As with any other game animal, hunters may not use any motorized vehicle to hunt wolves.
The use of dogs, bait, sent, lures, traps, lights, electronic tracking devices, or any recorded or electrically amplified bird or animal call to hunt or attract wolves is prohibited.
Additional rules and regulations that apply to big game hunting also are in effect for wolf hunting.
Hunters may hunt on Wildlife Management Areas, such as the Sun River or Blackleaf wildlife management areas, and legally accessible state school trust land is open to wolf hunting. State law requires that hunters obtain permission to hunt on private land.

Only tribal members may hunt wolves on Indian Reservations. Contact the respective Tribal Government Office with questions.
State game preserves, national parks and national wildlife refuges are closed to wolf hunting.
Hunters who take wolves must report the kill within 12 hours by calling 877-397-9453. In order to keep the hide and skull, a hunter must personally present the tagged hide and skull to a designated FWP employee for inspection within 10 days of the harvest. Evidence of the animal's sex must remain naturally attached to the hide.

Under the state wolf management plan, FWP will close a wolf hunting season in a particular wolf management unit with 24 hours notice. It is up to hunters to check FWP closure notices before heading into the field each day, agency officials said in the release.




Study: Wolf hunt gathers support

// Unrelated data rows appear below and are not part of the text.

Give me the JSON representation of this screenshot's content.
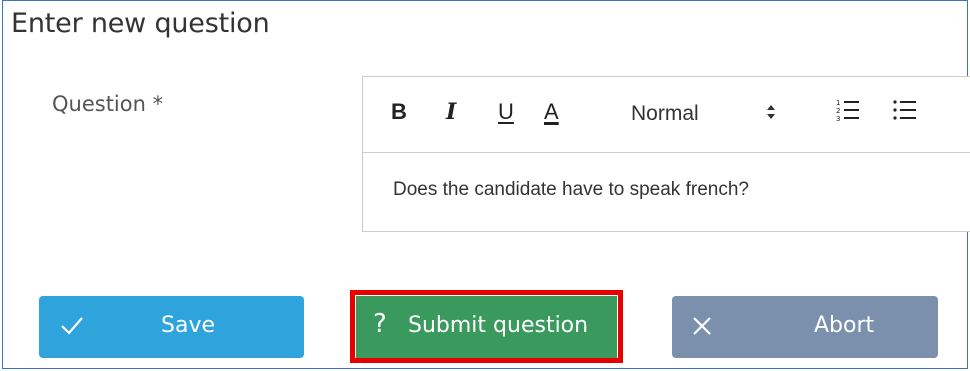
{
  "form": {
    "heading": "Enter new question",
    "question_label": "Question *"
  },
  "editor": {
    "toolbar": {
      "bold": "B",
      "italic": "I",
      "underline": "U",
      "color": "A",
      "header_select": "Normal",
      "header_caret": "↕"
    },
    "content": "Does the candidate have to speak french?"
  },
  "buttons": {
    "save": {
      "label": "Save",
      "icon": "check-icon",
      "color": "#2ea3dc"
    },
    "submit": {
      "label": "Submit question",
      "icon": "?",
      "color": "#3a9a5e",
      "highlight": "#e60000"
    },
    "abort": {
      "label": "Abort",
      "icon": "close-icon",
      "color": "#7b90ad"
    }
  }
}
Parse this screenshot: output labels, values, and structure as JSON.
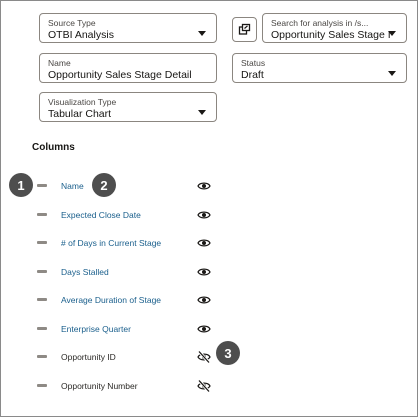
{
  "form": {
    "source_type": {
      "label": "Source Type",
      "value": "OTBI Analysis"
    },
    "search_analysis": {
      "label": "Search for analysis in /s...",
      "value": "Opportunity Sales Stage I"
    },
    "name": {
      "label": "Name",
      "value": "Opportunity Sales Stage Detail"
    },
    "status": {
      "label": "Status",
      "value": "Draft"
    },
    "visualization_type": {
      "label": "Visualization Type",
      "value": "Tabular Chart"
    }
  },
  "columns": {
    "title": "Columns",
    "items": [
      {
        "name": "Name",
        "visible": true
      },
      {
        "name": "Expected Close Date",
        "visible": true
      },
      {
        "name": "# of Days in Current Stage",
        "visible": true
      },
      {
        "name": "Days Stalled",
        "visible": true
      },
      {
        "name": "Average Duration of Stage",
        "visible": true
      },
      {
        "name": "Enterprise Quarter",
        "visible": true
      },
      {
        "name": "Opportunity ID",
        "visible": false
      },
      {
        "name": "Opportunity Number",
        "visible": false
      }
    ]
  },
  "callouts": [
    "1",
    "2",
    "3"
  ],
  "icons": {
    "browse": "copy-browse-icon",
    "visible": "eye-icon",
    "hidden": "eye-slash-icon",
    "drag": "drag-handle-icon",
    "dropdown": "caret-down-icon"
  },
  "colors": {
    "link": "#1a5f8c",
    "callout": "#4e4e4e",
    "border": "#8b8680"
  }
}
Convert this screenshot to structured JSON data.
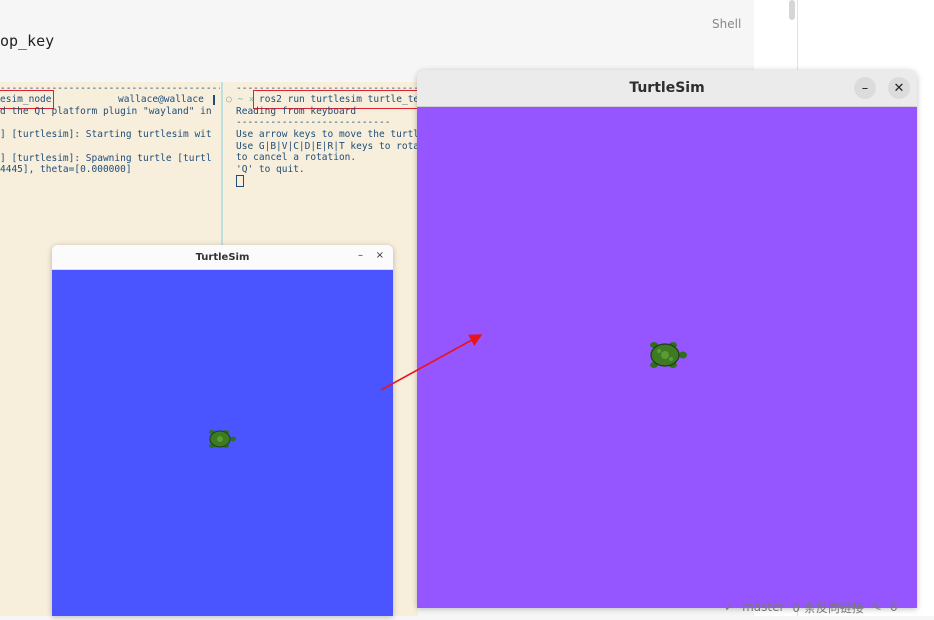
{
  "editor": {
    "heading_fragment": "op_key",
    "shell_label": "Shell"
  },
  "terminal": {
    "left_pane": {
      "dashes": "------------------------------------------------",
      "command": "esim_node",
      "user_host": "wallace@wallace",
      "lines": [
        "d the Qt platform plugin \"wayland\" in",
        "",
        "] [turtlesim]: Starting turtlesim wit",
        "",
        "] [turtlesim]: Spawning turtle [turtl",
        "4445], theta=[0.000000]"
      ]
    },
    "right_pane": {
      "dashes": "--------------------------------------------",
      "prompt": "○ ~ »",
      "command": "ros2 run turtlesim turtle_te",
      "lines": [
        "Reading from keyboard",
        "---------------------------",
        "Use arrow keys to move the turtl",
        "Use G|B|V|C|D|E|R|T keys to rota",
        "to cancel a rotation.",
        "'Q' to quit."
      ]
    }
  },
  "small_window": {
    "title": "TurtleSim",
    "minimize": "–",
    "close": "×",
    "bg_color": "#4a55ff"
  },
  "large_window": {
    "title": "TurtleSim",
    "minimize": "–",
    "close": "✕",
    "bg_color": "#9656ff"
  },
  "annotation": {
    "arrow_color": "#e8141c"
  },
  "status_bar": {
    "check": "✓",
    "branch": "master",
    "backlinks": "0 条反向链接",
    "count": "6"
  }
}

There is wide support for a regulated wolf hunt in Wisconsin, according to a new study published by UW-Madison researchers, although that approval was more tepid among non-hunters and those who live outside wolves' range.
In a study published in the journal Society and Natural Resources, Adrian Treves and Kerry Martin surveyed hunters and non-hunters in Wisconsin, Idaho, Montana and Wyoming between 2001 and 2007 to gauge their attitudes toward wolves.
They surveyed Wisconsin residents in six ZIP codes — three in areas within the wolf range and three outside of it.
Non-hunters and people who live outside of wolves' range supported a regulated wolf hunt but tended to do so only conditionally.
Many of those surveyed in Madison, Fond du Lac and Sister Bay only supported a wolf hunt if it were sustainable, reduced attacks on livestock, or prevented conflicts with humans.
The gray wolf is scheduled to be removed from the federal endangered species list on Jan. 1, 2012, meaning the state will have more flexibility to kill or control problem wolves.
As the wolf population has grown in the state of Wisconsin, the number of wolf attacks on farm animals and hunting dogs has increased accordingly, Treves said.